WHIGS • Considered integral to the Second Party System and operating from 1833 to WHIGS • Considered integral to the Second Party System and operating from 1833 to the mid-1850 s, the party was formed in opposition to the policies of President Andrew Jackson and his Democratic Party. In particular, the Whigs supported the supremacy of Congress over the presidency and favored a program of modernization and economic protectionism. This name was chosen to echo the American Whigs of 1776, who fought for independence and because "Whig" was then a widely recognized label of choice for people who identified as opposing tyranny. The Whig Party counted among its members such national political luminaries as Daniel Webster, William Henry Harrison, and their preeminent leader, Henry Clay of Kentucky. In addition to Harrison, the Whig Party also nominated war heroes generals Zachary Taylor and Winfield Scott. Abraham Lincoln was the chief Whig leader in frontier Illinois.

3 The Specie Circular (1836) “Wildcat banks”: Wildcat banking refers to the unusual practices 3 The Specie Circular (1836) “Wildcat banks”: Wildcat banking refers to the unusual practices of banks chartered under state law during the periods of non-federally regulated state banking between 1816 and 1863 in the United States, also known as the Free Banking Era. 3 Buy future federal land only with gold or silver. 3 Jackson’s goal?

Results of the Specie Circular $ Banknotes loose their value. $ Land sales plummeted. Results of the Specie Circular $ Banknotes loose their value. $ Land sales plummeted. $ Credit not available. $ Businesses began to fail. $ Unemployment rose. The Panic of 1837!

The 1836 Election Results Martin Van Buren (Former Vice Pres. & Sec. of State) The 1836 Election Results Martin Van Buren (Former Vice Pres. & Sec. of State) “Old Kinderhook” [O. K. ]

The Panic of 1837 Spreads Quickly! The Panic of 1837 Spreads Quickly!

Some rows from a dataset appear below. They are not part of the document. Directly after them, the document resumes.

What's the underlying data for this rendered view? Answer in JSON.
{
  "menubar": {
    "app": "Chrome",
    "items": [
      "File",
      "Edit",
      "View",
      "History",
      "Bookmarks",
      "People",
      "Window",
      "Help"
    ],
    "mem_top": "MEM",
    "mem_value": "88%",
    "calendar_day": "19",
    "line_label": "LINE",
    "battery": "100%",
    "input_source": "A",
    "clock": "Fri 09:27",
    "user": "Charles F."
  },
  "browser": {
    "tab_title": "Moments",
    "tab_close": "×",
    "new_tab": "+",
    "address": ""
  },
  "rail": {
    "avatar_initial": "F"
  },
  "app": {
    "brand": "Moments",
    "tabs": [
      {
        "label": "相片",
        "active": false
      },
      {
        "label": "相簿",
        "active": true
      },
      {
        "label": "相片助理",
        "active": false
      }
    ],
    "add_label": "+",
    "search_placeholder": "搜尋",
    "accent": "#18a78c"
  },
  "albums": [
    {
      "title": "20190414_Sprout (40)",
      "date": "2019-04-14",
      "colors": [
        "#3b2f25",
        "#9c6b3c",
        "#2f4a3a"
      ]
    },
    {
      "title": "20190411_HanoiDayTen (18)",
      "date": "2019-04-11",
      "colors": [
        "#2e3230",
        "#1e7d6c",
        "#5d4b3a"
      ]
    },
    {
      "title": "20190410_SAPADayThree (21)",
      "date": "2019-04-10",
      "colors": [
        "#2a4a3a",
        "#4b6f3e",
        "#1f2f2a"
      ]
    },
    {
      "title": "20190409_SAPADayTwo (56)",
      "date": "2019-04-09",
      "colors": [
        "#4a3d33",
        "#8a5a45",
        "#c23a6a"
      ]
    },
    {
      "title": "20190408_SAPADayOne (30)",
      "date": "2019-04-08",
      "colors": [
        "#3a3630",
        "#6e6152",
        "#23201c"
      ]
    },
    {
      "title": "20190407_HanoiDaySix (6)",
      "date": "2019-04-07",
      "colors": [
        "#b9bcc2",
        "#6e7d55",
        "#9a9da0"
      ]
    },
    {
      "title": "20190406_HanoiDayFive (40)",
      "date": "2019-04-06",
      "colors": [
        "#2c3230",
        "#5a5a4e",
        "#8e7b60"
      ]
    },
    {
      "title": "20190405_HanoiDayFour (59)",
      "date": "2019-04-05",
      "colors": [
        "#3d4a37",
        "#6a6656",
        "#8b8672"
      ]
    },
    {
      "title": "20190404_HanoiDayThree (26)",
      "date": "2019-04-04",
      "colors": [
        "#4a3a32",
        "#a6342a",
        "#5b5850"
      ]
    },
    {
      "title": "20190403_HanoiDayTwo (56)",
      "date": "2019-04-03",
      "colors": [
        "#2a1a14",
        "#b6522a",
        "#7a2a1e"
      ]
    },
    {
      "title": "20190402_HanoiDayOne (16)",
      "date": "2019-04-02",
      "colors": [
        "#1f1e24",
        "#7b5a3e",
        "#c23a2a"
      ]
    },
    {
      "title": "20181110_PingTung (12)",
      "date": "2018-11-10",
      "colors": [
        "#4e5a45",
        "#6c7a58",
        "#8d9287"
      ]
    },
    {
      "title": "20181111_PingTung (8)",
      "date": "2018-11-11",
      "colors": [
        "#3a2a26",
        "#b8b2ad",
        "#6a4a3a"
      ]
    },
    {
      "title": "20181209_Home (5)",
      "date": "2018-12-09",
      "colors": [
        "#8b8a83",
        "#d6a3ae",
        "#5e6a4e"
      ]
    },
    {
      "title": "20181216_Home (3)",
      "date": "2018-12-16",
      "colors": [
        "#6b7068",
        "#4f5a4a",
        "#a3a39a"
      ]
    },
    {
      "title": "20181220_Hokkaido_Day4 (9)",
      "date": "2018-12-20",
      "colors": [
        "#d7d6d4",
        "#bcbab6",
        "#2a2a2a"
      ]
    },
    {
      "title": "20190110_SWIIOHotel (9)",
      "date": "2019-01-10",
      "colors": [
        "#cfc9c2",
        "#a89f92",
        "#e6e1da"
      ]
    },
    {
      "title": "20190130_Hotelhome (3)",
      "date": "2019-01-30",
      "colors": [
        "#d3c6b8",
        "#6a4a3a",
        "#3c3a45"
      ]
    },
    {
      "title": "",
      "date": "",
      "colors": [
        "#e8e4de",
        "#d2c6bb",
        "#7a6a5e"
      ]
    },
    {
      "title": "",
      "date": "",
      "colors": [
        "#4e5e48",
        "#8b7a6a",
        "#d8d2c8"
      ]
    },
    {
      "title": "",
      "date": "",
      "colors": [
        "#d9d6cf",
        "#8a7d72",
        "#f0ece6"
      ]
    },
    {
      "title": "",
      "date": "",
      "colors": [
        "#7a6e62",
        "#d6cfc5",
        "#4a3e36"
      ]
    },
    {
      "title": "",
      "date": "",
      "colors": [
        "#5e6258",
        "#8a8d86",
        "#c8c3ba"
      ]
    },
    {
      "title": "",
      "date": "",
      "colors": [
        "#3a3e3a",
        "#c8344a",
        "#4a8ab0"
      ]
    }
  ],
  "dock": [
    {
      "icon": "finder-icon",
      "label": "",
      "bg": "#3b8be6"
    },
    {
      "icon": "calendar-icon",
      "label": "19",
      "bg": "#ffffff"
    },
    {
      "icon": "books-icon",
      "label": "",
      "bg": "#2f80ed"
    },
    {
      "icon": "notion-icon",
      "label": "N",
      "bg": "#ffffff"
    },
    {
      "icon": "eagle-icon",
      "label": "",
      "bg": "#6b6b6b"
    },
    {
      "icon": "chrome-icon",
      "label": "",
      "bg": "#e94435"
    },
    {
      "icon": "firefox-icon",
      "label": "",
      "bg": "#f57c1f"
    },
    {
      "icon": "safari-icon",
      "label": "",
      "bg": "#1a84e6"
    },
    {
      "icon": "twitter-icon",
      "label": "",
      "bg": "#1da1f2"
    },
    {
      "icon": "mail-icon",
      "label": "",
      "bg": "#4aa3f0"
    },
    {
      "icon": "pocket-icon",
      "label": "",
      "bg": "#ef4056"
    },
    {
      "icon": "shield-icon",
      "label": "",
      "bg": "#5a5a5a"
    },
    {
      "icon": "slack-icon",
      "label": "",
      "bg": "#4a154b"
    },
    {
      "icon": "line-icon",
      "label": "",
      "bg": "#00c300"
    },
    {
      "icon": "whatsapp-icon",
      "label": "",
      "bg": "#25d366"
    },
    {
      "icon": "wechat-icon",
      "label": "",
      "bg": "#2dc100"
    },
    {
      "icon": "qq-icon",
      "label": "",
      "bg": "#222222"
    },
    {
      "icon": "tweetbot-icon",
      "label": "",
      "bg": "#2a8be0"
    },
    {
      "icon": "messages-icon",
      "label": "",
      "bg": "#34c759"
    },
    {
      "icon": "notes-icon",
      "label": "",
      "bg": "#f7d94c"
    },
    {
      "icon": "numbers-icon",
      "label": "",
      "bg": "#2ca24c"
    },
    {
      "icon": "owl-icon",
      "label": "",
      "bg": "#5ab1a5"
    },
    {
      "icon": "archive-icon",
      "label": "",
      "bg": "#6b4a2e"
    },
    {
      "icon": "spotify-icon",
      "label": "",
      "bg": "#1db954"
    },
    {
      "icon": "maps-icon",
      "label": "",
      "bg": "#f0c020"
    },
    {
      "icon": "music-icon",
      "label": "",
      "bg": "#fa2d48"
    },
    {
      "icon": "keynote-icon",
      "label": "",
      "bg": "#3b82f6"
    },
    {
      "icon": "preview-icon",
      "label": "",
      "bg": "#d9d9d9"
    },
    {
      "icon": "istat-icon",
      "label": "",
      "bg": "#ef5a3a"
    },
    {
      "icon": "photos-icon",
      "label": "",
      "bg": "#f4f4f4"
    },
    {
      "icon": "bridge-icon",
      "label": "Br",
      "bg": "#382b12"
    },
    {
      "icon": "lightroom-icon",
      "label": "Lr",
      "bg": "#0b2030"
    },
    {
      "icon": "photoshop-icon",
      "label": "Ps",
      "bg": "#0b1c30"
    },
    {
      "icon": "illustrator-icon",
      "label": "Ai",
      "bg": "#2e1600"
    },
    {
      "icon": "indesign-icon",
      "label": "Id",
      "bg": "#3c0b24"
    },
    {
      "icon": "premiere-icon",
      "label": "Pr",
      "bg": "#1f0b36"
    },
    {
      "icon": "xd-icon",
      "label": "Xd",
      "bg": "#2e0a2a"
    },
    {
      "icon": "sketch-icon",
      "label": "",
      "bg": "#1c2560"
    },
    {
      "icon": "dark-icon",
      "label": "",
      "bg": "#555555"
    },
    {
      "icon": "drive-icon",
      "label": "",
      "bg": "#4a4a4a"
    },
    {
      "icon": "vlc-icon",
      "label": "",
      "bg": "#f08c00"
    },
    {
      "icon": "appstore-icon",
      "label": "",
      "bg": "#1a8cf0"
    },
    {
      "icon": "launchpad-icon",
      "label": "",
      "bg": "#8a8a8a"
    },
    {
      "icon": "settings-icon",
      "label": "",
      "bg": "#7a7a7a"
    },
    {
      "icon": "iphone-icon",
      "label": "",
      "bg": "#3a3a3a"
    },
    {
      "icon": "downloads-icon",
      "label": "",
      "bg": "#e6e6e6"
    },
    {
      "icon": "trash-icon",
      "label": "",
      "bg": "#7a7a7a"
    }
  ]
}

Albany Regency • Albany Regency, name given, after 1820, to the leaders of the Albany Regency • Albany Regency, name given, after 1820, to the leaders of the first political machine, which was developed in New York state by Martin Van Buren. The name derived from the charge that Van Buren's principal supporters, residing in Albany, managed the machine for him while he served in the U. S. Senate. During the Jacksonian period the Regency controlled the Democratic party in New York. • It was one of the first effective political machines, using the spoils system and rigid party discipline to maintain its control

Andrew Jackson in Retirement Andrew Jackson in Retirement

Photo of Andrew Jackson in 1844 (one year before his death) 1767 - 1845 Photo of Andrew Jackson in 1844 (one year before his death) 1767 - 1845